For years, alto songstress Toni Price --
whose weekly at the Continental routinely
sells out -- has been known as one of Austin's greatest female vocalists.
The Austin American-Statesman described
Price's voice as "alternately sweet and edgy, a compelling combination
of rawness and refinement." The Village
Voice loves her, too: "Just when she seems
most willing and submissive, notes trailing off into a wistful nothingness,
the anger curls over the edges of her
lonely road of a voice," Robert Christgau
Price can belt out an eclectic mix of songs
with aplomb; her range and delivery mark her as a gripping soul singer,
reminiscent of Aretha Franklin and, in some
ways, Patsy Cline.
Price made her debut when she was 10 at
a Nashville talent show, where she sang "One Tin Soldier." She moved to
Austin in 1989, at which time she decided to
get a tattoo (a red heart on her arm)
in homage to one of her musical heroes, Keith Richards.
"The thing about Keith," she says, "is
what he represented to me as rock and roll, and realness, and that he was
a gentleman about the blues, and where he
learned stuff. Everything I've ever read
about him says he was eloquent."
Price's first solo release, '93's Swim
Away, and '95's Hey garnered good reviews, but it wasn't until Sol Power
in '97 and Low Down and Up in '99 that she
reached a wider audience, prompting Blues
Access magazine's statement that "Price is a terrific singer who torches
whatever she touches."
Price performs with Wanda Jackson at 11:30
p.m. Saturday night at the Continental Club, 3700 Main St. For more information,
call (713) 529-9899.
Thirteen animated ghostly dogs from outer
space. Sound intriguing? That might be the feeling you get after viewing
this weekend's newest movie releases.

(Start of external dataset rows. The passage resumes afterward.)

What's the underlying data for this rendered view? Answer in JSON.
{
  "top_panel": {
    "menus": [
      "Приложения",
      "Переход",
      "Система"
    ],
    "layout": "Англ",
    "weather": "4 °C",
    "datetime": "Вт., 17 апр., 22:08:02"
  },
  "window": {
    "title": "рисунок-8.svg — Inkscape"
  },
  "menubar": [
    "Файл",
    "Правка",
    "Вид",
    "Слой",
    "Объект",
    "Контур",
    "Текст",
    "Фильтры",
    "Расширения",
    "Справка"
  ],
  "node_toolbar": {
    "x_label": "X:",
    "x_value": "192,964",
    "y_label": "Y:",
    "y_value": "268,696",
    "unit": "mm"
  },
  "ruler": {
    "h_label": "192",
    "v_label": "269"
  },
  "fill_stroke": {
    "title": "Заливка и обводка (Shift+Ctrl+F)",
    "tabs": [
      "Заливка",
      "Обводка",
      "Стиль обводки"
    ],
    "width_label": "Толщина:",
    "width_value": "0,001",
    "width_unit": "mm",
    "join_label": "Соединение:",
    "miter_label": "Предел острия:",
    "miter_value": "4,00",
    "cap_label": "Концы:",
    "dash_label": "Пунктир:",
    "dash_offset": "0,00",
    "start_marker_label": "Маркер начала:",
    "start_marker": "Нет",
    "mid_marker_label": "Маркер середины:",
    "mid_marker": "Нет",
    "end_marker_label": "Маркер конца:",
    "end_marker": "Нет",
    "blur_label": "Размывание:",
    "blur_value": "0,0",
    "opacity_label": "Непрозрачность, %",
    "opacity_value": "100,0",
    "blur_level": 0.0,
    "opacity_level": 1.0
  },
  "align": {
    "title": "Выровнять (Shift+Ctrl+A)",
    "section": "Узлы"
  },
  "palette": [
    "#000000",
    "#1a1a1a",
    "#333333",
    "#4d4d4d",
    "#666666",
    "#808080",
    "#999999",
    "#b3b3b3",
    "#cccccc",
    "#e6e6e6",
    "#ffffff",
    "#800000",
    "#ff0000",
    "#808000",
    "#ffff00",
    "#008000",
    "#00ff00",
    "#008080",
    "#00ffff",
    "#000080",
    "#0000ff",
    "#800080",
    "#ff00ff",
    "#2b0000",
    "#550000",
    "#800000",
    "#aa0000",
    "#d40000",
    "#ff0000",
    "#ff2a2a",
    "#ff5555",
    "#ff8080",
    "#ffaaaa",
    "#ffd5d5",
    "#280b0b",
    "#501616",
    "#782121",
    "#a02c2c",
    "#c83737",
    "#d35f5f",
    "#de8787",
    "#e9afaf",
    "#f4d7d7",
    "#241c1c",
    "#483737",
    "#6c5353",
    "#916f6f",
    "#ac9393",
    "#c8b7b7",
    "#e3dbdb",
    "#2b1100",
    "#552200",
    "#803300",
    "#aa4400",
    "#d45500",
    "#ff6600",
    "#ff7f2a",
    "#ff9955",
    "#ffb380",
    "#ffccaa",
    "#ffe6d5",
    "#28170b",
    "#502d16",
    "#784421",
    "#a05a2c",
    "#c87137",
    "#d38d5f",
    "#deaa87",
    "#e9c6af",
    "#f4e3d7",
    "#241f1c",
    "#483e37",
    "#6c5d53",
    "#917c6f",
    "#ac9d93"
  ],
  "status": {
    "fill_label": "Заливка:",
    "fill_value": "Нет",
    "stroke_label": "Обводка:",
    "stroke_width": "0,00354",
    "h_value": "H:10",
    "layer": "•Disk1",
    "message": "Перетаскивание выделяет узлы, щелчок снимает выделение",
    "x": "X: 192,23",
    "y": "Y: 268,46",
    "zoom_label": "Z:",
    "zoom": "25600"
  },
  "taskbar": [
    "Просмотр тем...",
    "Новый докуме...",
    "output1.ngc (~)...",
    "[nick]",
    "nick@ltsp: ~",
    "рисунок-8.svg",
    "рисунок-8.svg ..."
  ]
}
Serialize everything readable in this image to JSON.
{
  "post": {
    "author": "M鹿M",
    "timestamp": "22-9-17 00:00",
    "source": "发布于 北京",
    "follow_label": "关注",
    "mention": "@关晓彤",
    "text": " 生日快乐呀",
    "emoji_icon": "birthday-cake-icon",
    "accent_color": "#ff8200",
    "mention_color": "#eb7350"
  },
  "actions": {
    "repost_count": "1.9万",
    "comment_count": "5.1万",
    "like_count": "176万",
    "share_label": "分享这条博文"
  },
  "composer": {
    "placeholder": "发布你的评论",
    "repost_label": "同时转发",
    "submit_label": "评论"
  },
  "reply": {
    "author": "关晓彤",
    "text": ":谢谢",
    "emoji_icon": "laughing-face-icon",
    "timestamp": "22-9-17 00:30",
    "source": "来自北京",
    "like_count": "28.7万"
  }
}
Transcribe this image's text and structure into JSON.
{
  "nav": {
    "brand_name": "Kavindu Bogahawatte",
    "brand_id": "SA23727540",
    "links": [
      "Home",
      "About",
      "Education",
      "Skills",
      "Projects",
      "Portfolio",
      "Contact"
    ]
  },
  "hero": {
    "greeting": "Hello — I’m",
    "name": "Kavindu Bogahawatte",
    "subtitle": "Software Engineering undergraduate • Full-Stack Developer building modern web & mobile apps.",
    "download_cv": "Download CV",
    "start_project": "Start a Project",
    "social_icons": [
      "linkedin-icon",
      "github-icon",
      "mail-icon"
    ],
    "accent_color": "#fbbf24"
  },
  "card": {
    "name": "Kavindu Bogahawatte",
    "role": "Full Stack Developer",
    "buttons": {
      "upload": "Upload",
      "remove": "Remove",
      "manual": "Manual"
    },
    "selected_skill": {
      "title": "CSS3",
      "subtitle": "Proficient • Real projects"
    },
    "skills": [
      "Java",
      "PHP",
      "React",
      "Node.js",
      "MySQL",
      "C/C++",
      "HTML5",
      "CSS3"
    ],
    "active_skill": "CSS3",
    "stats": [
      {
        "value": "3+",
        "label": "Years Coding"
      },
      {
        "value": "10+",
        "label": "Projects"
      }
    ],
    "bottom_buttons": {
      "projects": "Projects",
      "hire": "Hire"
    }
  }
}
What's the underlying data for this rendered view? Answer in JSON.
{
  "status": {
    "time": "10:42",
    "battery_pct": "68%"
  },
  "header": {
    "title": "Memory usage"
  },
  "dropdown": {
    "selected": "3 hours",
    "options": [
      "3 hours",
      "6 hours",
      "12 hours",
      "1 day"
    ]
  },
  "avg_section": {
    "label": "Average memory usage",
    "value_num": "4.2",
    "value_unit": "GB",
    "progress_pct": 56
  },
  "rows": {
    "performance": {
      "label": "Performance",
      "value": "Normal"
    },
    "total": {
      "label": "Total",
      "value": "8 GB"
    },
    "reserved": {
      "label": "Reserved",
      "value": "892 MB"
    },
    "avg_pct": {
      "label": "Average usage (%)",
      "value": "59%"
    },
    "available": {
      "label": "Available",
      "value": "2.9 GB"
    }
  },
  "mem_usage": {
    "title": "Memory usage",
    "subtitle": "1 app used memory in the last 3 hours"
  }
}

Kevin Spacey (American Beauty) hits the
big screen with the highly anticipated K-Pax. Spacey plays prot, a mental
patient who claims to be from a faraway
planet. His psychiatrist, played by Jeff
Bridges (The Contender), tries to help him.
Just in time for Halloween, 13 Ghosts aims
to thrill viewers with the story of a man and his daughter who inhabit
a haunted mansion. The film stars Tony
Shalhoub (Spy Kids) and American Pie's
Bones follows Jimmy Bones' resurrection
as a ghost to seek out those who killed him and clean up his neighborhood.
The horror film stars rapper Snoop Dogg
and Pam Grier (Ghosts of Mars). This weekend's
animation, Waking Life, tracks a young man through a series of encounters
with slackers, scientists,
philosophers and other characters, a series
which may or may not be part of a dream.
In Donnie Darko, Donnie (played by Jake
Gyllenhaal (Bubble Boy), is a disturbed adolescent from a semi-functional
upper-middle-class family. After escaping
death because he hears the voice of a
bunny, Donnie is led by the bunny to create havoc that is both destructive
and creative. The movie also stars Drew